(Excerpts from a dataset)
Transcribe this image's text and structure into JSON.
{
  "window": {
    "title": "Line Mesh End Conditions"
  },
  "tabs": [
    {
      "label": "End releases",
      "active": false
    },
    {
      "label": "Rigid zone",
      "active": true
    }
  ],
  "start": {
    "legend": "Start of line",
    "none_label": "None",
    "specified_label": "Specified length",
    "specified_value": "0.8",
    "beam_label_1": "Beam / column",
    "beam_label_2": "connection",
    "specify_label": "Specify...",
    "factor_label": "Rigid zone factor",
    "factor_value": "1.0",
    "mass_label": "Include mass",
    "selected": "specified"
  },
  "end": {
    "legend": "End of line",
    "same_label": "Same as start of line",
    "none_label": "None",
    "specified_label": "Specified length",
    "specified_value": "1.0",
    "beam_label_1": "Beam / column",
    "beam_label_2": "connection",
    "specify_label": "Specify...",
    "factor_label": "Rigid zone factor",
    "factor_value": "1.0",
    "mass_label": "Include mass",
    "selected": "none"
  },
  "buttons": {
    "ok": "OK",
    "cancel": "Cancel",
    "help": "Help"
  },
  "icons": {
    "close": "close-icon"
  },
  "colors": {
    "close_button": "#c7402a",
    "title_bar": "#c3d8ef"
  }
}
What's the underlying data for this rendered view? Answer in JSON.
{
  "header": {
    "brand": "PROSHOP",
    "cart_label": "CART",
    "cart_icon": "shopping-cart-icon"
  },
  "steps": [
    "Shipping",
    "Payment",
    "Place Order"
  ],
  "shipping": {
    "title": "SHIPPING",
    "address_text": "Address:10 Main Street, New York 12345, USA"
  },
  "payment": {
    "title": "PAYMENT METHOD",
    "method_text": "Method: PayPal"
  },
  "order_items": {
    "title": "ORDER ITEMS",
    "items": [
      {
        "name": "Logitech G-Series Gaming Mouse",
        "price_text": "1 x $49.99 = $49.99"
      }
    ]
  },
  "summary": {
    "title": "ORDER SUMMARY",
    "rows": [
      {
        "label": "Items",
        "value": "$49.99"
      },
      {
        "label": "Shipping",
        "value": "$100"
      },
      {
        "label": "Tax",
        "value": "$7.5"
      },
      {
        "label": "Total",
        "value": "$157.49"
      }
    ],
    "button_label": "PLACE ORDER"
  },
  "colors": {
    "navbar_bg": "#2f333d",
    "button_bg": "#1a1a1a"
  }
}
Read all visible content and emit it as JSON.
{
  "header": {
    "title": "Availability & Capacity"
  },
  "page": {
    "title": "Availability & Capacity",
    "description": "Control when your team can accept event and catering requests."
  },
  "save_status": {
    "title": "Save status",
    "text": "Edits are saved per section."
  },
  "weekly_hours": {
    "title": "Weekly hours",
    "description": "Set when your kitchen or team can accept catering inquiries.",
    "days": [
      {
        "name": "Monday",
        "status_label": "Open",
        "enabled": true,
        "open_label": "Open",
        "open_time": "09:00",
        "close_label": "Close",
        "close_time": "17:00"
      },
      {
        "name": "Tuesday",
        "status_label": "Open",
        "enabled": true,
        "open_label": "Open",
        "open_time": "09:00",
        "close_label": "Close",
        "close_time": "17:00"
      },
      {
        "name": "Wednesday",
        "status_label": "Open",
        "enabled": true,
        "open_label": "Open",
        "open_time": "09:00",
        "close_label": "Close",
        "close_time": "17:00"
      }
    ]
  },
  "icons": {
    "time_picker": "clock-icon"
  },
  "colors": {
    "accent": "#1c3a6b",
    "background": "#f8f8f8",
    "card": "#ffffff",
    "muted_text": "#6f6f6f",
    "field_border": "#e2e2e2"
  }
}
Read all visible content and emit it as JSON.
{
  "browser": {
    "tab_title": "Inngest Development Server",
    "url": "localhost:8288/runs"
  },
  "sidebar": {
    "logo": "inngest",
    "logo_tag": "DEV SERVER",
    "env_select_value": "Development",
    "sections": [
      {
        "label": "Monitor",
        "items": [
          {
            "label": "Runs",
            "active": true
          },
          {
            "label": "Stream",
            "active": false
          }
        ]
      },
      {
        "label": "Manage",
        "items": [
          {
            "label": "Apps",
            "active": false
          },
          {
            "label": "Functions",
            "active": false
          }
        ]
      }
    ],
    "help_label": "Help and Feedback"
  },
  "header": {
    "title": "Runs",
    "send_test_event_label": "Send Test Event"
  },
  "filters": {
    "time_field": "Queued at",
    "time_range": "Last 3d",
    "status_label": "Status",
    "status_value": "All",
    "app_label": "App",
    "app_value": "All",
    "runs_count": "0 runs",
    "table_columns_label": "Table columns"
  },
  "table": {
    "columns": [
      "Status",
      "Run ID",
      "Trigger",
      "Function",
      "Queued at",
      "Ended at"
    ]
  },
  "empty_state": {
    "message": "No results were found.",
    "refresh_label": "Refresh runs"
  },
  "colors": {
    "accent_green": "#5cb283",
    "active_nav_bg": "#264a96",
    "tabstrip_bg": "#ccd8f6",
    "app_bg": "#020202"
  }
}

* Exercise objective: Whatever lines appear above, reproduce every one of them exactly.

* Answer to the problem:
Transcribe this image's text and structure into JSON.
{
  "window": {
    "title": "Line Mesh End Conditions"
  },
  "tabs": [
    {
      "label": "End releases",
      "active": false
    },
    {
      "label": "Rigid zone",
      "active": true
    }
  ],
  "start": {
    "legend": "Start of line",
    "none_label": "None",
    "specified_label": "Specified length",
    "specified_value": "0.8",
    "beam_label_1": "Beam / column",
    "beam_label_2": "connection",
    "specify_label": "Specify...",
    "factor_label": "Rigid zone factor",
    "factor_value": "1.0",
    "mass_label": "Include mass",
    "selected": "specified"
  },
  "end": {
    "legend": "End of line",
    "same_label": "Same as start of line",
    "none_label": "None",
    "specified_label": "Specified length",
    "specified_value": "1.0",
    "beam_label_1": "Beam / column",
    "beam_label_2": "connection",
    "specify_label": "Specify...",
    "factor_label": "Rigid zone factor",
    "factor_value": "1.0",
    "mass_label": "Include mass",
    "selected": "none"
  },
  "buttons": {
    "ok": "OK",
    "cancel": "Cancel",
    "help": "Help"
  },
  "icons": {
    "close": "close-icon"
  },
  "colors": {
    "close_button": "#c7402a",
    "title_bar": "#c3d8ef"
  }
}
What's the underlying data for this rendered view? Answer in JSON.
{
  "header": {
    "brand": "PROSHOP",
    "cart_label": "CART",
    "cart_icon": "shopping-cart-icon"
  },
  "steps": [
    "Shipping",
    "Payment",
    "Place Order"
  ],
  "shipping": {
    "title": "SHIPPING",
    "address_text": "Address:10 Main Street, New York 12345, USA"
  },
  "payment": {
    "title": "PAYMENT METHOD",
    "method_text": "Method: PayPal"
  },
  "order_items": {
    "title": "ORDER ITEMS",
    "items": [
      {
        "name": "Logitech G-Series Gaming Mouse",
        "price_text": "1 x $49.99 = $49.99"
      }
    ]
  },
  "summary": {
    "title": "ORDER SUMMARY",
    "rows": [
      {
        "label": "Items",
        "value": "$49.99"
      },
      {
        "label": "Shipping",
        "value": "$100"
      },
      {
        "label": "Tax",
        "value": "$7.5"
      },
      {
        "label": "Total",
        "value": "$157.49"
      }
    ],
    "button_label": "PLACE ORDER"
  },
  "colors": {
    "navbar_bg": "#2f333d",
    "button_bg": "#1a1a1a"
  }
}
Read all visible content and emit it as JSON.
{
  "header": {
    "title": "Availability & Capacity"
  },
  "page": {
    "title": "Availability & Capacity",
    "description": "Control when your team can accept event and catering requests."
  },
  "save_status": {
    "title": "Save status",
    "text": "Edits are saved per section."
  },
  "weekly_hours": {
    "title": "Weekly hours",
    "description": "Set when your kitchen or team can accept catering inquiries.",
    "days": [
      {
        "name": "Monday",
        "status_label": "Open",
        "enabled": true,
        "open_label": "Open",
        "open_time": "09:00",
        "close_label": "Close",
        "close_time": "17:00"
      },
      {
        "name": "Tuesday",
        "status_label": "Open",
        "enabled": true,
        "open_label": "Open",
        "open_time": "09:00",
        "close_label": "Close",
        "close_time": "17:00"
      },
      {
        "name": "Wednesday",
        "status_label": "Open",
        "enabled": true,
        "open_label": "Open",
        "open_time": "09:00",
        "close_label": "Close",
        "close_time": "17:00"
      }
    ]
  },
  "icons": {
    "time_picker": "clock-icon"
  },
  "colors": {
    "accent": "#1c3a6b",
    "background": "#f8f8f8",
    "card": "#ffffff",
    "muted_text": "#6f6f6f",
    "field_border": "#e2e2e2"
  }
}
Read all visible content and emit it as JSON.
{
  "browser": {
    "tab_title": "Inngest Development Server",
    "url": "localhost:8288/runs"
  },
  "sidebar": {
    "logo": "inngest",
    "logo_tag": "DEV SERVER",
    "env_select_value": "Development",
    "sections": [
      {
        "label": "Monitor",
        "items": [
          {
            "label": "Runs",
            "active": true
          },
          {
            "label": "Stream",
            "active": false
          }
        ]
      },
      {
        "label": "Manage",
        "items": [
          {
            "label": "Apps",
            "active": false
          },
          {
            "label": "Functions",
            "active": false
          }
        ]
      }
    ],
    "help_label": "Help and Feedback"
  },
  "header": {
    "title": "Runs",
    "send_test_event_label": "Send Test Event"
  },
  "filters": {
    "time_field": "Queued at",
    "time_range": "Last 3d",
    "status_label": "Status",
    "status_value": "All",
    "app_label": "App",
    "app_value": "All",
    "runs_count": "0 runs",
    "table_columns_label": "Table columns"
  },
  "table": {
    "columns": [
      "Status",
      "Run ID",
      "Trigger",
      "Function",
      "Queued at",
      "Ended at"
    ]
  },
  "empty_state": {
    "message": "No results were found.",
    "refresh_label": "Refresh runs"
  },
  "colors": {
    "accent_green": "#5cb283",
    "active_nav_bg": "#264a96",
    "tabstrip_bg": "#ccd8f6",
    "app_bg": "#020202"
  }
}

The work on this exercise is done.